▶ Items listed in a dataset
○ ○ ○
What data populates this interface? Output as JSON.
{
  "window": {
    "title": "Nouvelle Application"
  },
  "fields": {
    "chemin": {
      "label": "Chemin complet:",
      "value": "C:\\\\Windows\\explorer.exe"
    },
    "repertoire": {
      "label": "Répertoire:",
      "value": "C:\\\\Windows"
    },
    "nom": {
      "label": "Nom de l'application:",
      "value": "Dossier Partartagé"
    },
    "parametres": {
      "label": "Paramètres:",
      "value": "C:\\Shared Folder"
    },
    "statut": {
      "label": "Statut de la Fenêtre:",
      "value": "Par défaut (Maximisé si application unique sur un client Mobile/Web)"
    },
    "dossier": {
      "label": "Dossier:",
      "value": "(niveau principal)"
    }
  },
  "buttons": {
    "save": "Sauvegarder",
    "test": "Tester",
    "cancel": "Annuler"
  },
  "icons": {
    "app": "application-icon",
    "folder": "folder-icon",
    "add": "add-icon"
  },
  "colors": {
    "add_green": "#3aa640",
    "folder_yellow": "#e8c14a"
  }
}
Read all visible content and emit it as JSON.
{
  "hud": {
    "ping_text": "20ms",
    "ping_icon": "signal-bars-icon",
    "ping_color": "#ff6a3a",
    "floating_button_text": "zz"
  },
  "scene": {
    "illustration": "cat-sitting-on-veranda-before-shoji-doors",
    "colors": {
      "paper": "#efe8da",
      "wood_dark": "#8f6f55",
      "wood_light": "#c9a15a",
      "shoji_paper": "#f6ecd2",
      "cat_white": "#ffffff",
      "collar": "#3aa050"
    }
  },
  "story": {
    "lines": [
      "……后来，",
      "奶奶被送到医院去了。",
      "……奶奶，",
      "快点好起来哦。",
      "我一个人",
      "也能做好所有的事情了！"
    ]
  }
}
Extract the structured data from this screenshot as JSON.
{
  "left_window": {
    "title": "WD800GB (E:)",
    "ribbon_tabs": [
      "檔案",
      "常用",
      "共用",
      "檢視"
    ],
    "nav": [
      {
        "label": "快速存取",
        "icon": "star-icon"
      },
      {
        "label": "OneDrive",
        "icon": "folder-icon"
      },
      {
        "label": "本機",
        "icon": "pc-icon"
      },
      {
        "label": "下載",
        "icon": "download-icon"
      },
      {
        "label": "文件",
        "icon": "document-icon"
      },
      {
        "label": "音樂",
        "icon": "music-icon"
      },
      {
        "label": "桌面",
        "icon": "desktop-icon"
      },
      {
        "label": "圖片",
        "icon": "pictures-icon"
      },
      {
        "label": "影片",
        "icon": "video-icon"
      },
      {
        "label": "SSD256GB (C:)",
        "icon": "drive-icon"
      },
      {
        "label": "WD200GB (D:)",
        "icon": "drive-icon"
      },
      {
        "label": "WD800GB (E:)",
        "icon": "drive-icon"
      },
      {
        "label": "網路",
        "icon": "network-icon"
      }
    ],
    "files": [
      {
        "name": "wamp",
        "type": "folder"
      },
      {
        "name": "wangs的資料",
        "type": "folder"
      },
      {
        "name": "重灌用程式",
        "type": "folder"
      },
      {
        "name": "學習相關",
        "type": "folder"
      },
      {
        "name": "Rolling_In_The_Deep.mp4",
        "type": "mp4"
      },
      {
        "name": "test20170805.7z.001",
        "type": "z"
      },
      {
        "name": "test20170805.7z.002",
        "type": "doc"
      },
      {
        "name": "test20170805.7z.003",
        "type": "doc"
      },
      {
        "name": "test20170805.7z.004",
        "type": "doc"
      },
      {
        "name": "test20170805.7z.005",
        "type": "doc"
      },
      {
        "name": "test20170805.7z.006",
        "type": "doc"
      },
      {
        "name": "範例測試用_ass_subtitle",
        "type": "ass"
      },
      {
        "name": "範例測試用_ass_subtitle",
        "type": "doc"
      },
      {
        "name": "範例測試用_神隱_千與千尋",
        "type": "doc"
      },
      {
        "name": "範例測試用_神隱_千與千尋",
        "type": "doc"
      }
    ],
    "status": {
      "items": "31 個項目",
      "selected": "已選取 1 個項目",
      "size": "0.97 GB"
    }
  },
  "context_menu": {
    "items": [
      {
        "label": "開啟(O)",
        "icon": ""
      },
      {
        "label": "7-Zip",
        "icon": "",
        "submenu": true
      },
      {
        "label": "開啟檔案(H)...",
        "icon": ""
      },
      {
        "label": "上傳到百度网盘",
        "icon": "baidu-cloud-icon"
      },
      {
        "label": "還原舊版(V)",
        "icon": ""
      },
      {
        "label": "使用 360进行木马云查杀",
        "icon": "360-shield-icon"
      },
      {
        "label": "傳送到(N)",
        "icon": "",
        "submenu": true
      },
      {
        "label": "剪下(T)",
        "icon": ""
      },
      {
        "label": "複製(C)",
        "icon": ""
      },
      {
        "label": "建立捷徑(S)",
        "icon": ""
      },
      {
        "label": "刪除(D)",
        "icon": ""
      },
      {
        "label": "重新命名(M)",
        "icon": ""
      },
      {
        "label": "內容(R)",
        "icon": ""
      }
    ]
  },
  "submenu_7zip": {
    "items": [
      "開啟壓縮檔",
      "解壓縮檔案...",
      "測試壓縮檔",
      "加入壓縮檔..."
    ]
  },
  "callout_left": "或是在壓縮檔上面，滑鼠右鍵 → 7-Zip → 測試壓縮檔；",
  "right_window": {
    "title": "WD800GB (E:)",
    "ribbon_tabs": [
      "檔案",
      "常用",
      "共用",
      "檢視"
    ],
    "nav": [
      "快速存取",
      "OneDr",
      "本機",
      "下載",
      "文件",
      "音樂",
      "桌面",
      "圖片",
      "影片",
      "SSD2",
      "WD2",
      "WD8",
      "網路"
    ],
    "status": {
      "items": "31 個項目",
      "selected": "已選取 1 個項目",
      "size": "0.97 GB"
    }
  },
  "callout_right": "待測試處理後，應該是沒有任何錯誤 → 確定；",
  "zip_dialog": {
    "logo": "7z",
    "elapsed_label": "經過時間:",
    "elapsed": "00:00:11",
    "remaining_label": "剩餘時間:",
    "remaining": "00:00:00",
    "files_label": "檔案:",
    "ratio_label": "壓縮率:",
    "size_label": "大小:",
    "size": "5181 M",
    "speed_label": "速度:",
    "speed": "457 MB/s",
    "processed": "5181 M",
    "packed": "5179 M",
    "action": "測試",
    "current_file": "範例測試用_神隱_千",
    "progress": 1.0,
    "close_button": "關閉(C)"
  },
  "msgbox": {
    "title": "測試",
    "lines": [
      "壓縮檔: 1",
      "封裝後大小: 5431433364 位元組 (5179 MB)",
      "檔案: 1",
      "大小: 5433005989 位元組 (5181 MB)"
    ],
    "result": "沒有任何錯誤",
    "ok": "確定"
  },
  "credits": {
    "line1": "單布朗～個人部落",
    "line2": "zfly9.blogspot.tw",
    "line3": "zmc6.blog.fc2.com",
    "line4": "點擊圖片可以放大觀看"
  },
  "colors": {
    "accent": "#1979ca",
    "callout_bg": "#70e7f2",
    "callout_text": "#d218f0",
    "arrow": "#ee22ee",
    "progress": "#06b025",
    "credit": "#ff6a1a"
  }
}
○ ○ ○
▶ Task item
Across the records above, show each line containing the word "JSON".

▶ Result of this task
What data populates this interface? Output as JSON.
Read all visible content and emit it as JSON.
Extract the structured data from this screenshot as JSON.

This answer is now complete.